President Trump is now playing with Chairman Xi like a mouse in a maze.
Trump wants to go to the full confrontation position. Donald J Trump has been talking about this for thirty years. Additionally, for the past two years he has strategically laid the groundwork and aligned the allies needed for this final confrontation. President Trump is looking for an excuse to apply the scale of tariffs on China that will crush their U.S. export business – and – force them into massive state subsidies to retain their manufacturing model. This approach creates pressure to retract from preexisting global financial obligations.
President Trump has threatened more tariffs and more consequential action as it relates to non-tariff barriers, IP protection, forced technology transfers etc. as a result of China reneging on their prior agreement. In essence, President Trump has put Chairman Xi under threat. Beijing’s traditional and cultural position would be no-meeting and no negotiation while under threats.
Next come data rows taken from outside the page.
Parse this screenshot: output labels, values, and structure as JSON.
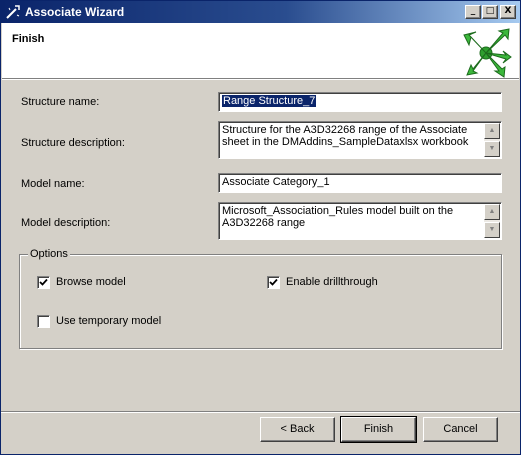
{
  "window": {
    "title": "Associate Wizard",
    "controls": {
      "minimize": "_",
      "maximize": "□",
      "close": "X"
    }
  },
  "header": {
    "title": "Finish",
    "icon": "wizard-arrows-icon"
  },
  "form": {
    "structure_name": {
      "label": "Structure name:",
      "value": "Range Structure_7"
    },
    "structure_description": {
      "label": "Structure description:",
      "value": "Structure for the A3D32268 range of the Associate sheet in the DMAddins_SampleDataxlsx workbook"
    },
    "model_name": {
      "label": "Model name:",
      "value": "Associate Category_1"
    },
    "model_description": {
      "label": "Model description:",
      "value": "Microsoft_Association_Rules model built on the A3D32268 range"
    }
  },
  "options": {
    "legend": "Options",
    "browse_model": {
      "label": "Browse model",
      "checked": true
    },
    "enable_drillthrough": {
      "label": "Enable drillthrough",
      "checked": true
    },
    "use_temporary_model": {
      "label": "Use temporary model",
      "checked": false
    }
  },
  "buttons": {
    "back": "< Back",
    "finish": "Finish",
    "cancel": "Cancel"
  },
  "colors": {
    "titlebar": "#0a246a",
    "face": "#d4d0c8",
    "icon_green": "#2e9e2e"
  }
}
However, as a baseline disposition President Trump doesn’t want Xi Jinping to meet with him. The appearance of a ‘slight’ is the opening Trump can exploit to apply the 25% tariffs to the remaining $350 billion of imported Chinese goods. This will crush his adversary.
So what does President Trump do… while the tariff threat and trade punishment looms (and he keeps reminding everyone of it), he levels massive amounts of praise upon Chairman Xi making the pressure almost unbearable.
Laughably, U.S. President Trump is wearing the panda mask, and simultaneously applying the dragon approach. Yes, Trump is using China’s own duplicitous strategy against them.
Chairman Xi cannot meet with President Trump or his appearance implies a willingness to negotiate terms; and that reverses the dismissive position previously outlined by Beijing when they rebuked the earlier agreement. A meeting now would appear as weak.
However, if Xi refuses the G20 meeting he will be walking into a trap and allowing President Trump to take all adversarial action that could indeed collapse Xi’s economy.
Worse still, Beijing cannot fall-back-on their historic approach and begin shooting missiles from their proxy province of North Korea to attain leverage and negotiating position… because President Trump has already blunted that ability by meeting with Chairman Kim Jong Un.
Oh, the G20 is going to be epic.
…and LOL, the G20 is on Trump’s home ASEAN turf, Japan, with Trump’s good friend and golf partner Prime Minister Abe.